national, and international television trucks lined the street. Von Karman Auditorium,
near the entrance to the JPL campus, bustled with print and radio reporters already hard
at work on this story. Photographers snapped pictures of the full-scale models of the
Pathfinder we'd displayed on the JPL mall and in the auditorium. Video crews jockeyed for
position around the models and on the risers at the back of the auditorium. Competition
for a good spot was so heated that JPL had taped off separate areas for each crew to
prevent squabbles. I knew the Fourth of July was a slow news day, but I'd never expected
the interest to be as high as this. Something about Pathfinder and Sojourner had really
captured the public's imagination.
The generation that had grown up watching Star Trek and Star Wars really hadn't seen a
planetary landing in its lifetime. For this generation, the Pathfinder mission was akin to
Neil Armstrong's moon landing on July 20, 1969. We knew we already had a built-in
international audience of the millions of people who had tracked the mission's progress on
the Internet Web site we'd constructed for Pathfinder before it took off on December 4,
1996. Popular culture fostered an interest in space, but the real world rarely delivered

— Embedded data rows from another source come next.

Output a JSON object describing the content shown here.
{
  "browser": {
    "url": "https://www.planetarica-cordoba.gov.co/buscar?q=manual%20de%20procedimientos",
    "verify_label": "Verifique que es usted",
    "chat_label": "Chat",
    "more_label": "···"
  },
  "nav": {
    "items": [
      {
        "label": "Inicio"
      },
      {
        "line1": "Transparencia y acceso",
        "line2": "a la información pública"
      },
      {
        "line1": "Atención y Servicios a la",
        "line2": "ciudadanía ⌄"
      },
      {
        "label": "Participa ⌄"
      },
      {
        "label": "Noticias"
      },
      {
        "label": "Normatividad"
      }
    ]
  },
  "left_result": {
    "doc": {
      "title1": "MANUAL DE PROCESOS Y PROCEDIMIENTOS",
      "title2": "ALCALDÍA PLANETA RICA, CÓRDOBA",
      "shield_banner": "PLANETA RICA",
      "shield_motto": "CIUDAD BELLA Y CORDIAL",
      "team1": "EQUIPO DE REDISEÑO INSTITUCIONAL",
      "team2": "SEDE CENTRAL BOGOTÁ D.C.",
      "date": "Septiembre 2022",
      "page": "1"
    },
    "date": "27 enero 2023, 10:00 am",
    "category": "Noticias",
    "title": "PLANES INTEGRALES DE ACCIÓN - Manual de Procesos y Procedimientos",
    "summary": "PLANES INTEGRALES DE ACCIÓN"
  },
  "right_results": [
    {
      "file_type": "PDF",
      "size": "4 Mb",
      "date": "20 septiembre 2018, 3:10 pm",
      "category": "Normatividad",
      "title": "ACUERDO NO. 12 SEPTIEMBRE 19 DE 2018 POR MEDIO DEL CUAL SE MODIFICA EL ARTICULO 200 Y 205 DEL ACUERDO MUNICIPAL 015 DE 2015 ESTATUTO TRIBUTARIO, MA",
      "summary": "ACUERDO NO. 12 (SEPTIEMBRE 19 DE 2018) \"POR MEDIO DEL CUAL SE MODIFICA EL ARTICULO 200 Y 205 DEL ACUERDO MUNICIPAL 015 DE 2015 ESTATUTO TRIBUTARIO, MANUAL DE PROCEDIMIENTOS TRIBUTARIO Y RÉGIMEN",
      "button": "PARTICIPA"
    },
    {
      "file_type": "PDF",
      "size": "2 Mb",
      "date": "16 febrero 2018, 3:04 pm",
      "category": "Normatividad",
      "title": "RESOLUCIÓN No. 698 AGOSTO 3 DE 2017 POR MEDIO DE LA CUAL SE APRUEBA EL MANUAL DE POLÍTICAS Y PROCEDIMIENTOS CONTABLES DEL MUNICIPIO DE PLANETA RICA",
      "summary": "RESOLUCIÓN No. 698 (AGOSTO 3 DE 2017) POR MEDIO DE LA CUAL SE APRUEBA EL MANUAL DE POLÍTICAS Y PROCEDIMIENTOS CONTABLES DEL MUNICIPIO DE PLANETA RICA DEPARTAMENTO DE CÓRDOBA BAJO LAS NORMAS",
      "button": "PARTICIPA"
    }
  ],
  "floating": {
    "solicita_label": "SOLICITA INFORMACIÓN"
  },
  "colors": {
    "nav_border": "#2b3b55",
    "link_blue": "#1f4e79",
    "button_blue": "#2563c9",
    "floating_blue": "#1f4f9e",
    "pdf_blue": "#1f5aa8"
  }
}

the goods. Today--on Independence Day no less--the real world was delivering.